Steve Smith, member of his company, said, “I was in Capt. Wood's Company (97th Ills.) and well remember the move he made for which he recently received a Medal of Honor. There were two volunteers from each company in the regiment, and Bob Dickie of Gillespie was one of the two from my company.”
Two years before that, on Oct. 11, 1893, Capt. Wood was quoted in an interview in The Gazette about his war experiences. “What about our regiment, the 97th Illinois? Well, it did its duty like most regiments from this state, or from any other state for that matter. We left Springfield in October, 1862, and fought under Sherman at Chickasaw Bluffs in December. We were in the attack on Arkansas Post, and were the first regiment inside the fort, making a charge. We were in McClernand's corps in the siege of Vicksburg. May 20th, 1863, Lieut. Aleck Atchison was killed while leading his company; there never was a more gallant soldier or better comrade. From Vicksburg we were sent to the Army of the Gulf. Near New Orleans we lost 16 killed and 75 badly injured in a railroad collision. After doing provost guard duty in New Orleans we went on the Mobile expedition, doing a nine day's bloody siege. At Fort Blakely, in the final charge my company (A) lost 16 killed and wounded. Among the wounded who recovered were Steve Smith and myself. We did duty in Alabama, and then in Texas, and were discharged in July, 1865. Co. A went into service with 84 officers and men and received 34 recruits, making a total of 118 officers and men. Being the right flanking company it drilled the skirmish drill and in the fore part of the service marched on the flank of the regiment as skirmishers a great deal. It had the bayonet drill almost perfect and frequently received the commendation of the Colonel for its completeness in that and skirmish maneuvers. The boys could not "rally by fours" or "on the reverse," nor could they "advance" nor "leap to the rear" as actively as they could thirty years ago.
After the war Capt. Wood returned to Woodburn and went into business. The obituary at his death on March 8, 1903 said that Richard H. Wood had died at the age of 69.
The obituary notes that he was born in Canton, New Hampshire, Nov. 13, 1833. When he was three years of age his parents moved to Upper Alton, Ill., where they remained until 1843, when the family moved to Woodburn.
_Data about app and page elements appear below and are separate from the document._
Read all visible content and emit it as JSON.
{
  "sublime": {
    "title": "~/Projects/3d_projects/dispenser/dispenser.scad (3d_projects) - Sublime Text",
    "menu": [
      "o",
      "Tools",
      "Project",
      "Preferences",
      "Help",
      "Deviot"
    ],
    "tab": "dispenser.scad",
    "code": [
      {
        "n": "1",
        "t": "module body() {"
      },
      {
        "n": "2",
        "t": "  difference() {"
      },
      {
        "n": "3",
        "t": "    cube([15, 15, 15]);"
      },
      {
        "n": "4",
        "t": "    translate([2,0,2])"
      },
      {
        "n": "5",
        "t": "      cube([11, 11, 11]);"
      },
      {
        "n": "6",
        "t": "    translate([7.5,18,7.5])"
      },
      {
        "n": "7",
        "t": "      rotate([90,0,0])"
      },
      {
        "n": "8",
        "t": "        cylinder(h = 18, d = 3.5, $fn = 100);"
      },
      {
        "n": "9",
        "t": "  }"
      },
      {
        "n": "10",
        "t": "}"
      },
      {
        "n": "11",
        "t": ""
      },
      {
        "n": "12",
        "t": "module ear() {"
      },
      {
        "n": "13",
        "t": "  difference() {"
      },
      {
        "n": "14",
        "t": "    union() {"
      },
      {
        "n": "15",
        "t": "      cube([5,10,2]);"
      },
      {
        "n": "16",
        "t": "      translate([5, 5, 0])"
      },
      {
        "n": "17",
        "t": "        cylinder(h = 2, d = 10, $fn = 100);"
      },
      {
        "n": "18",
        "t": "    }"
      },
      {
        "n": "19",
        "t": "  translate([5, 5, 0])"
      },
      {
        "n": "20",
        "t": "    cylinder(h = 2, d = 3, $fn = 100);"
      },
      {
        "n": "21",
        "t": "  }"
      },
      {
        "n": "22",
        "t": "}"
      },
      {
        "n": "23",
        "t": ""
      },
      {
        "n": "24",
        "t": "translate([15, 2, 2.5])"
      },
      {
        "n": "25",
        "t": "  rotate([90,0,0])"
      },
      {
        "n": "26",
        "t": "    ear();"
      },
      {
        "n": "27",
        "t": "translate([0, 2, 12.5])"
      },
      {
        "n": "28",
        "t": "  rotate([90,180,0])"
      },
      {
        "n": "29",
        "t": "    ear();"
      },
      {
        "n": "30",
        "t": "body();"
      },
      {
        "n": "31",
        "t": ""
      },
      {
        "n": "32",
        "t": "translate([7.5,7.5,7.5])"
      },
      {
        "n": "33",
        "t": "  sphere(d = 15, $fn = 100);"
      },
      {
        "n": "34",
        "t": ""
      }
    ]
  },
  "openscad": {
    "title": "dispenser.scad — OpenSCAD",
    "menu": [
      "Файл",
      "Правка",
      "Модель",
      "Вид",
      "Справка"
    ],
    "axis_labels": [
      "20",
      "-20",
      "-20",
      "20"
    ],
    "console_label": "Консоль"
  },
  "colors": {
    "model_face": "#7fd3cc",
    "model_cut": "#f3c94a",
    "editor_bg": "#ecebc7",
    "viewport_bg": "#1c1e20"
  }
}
He made his home there for 60 years, less time in service.
It detailed his life, his two marriages, his children and grandchildren and briefly summarized his military service. He enlisted in Bunker Hill for three months service in April 1861, and served as private in Co. F, 7th Illinois Infantry. He received his discharge in July, 1861. On Sept. 8, 1862, he again entered the service as first lieutenant in the 97th Illinois Infantry, and later became captain of his company. “He served bravely through many battles and was wounded in the fleshy part of his left arm at the battle of Mobile. He was honorably discharged from service on May 15, 1865, at the conclusion of the war. He bears the record of a brave soldier and a fearless officer.”
He was president of the board of trustees of Woodburn for 25 years. He was supervisor from Bunker Hill Township for 10 years, nine years in succession, and held the position at the time of his death. He was Justice of the Peace for 20 years, census enumerator for three censuses, township collector for one year, assessor for three years, and a notary public for a number of years.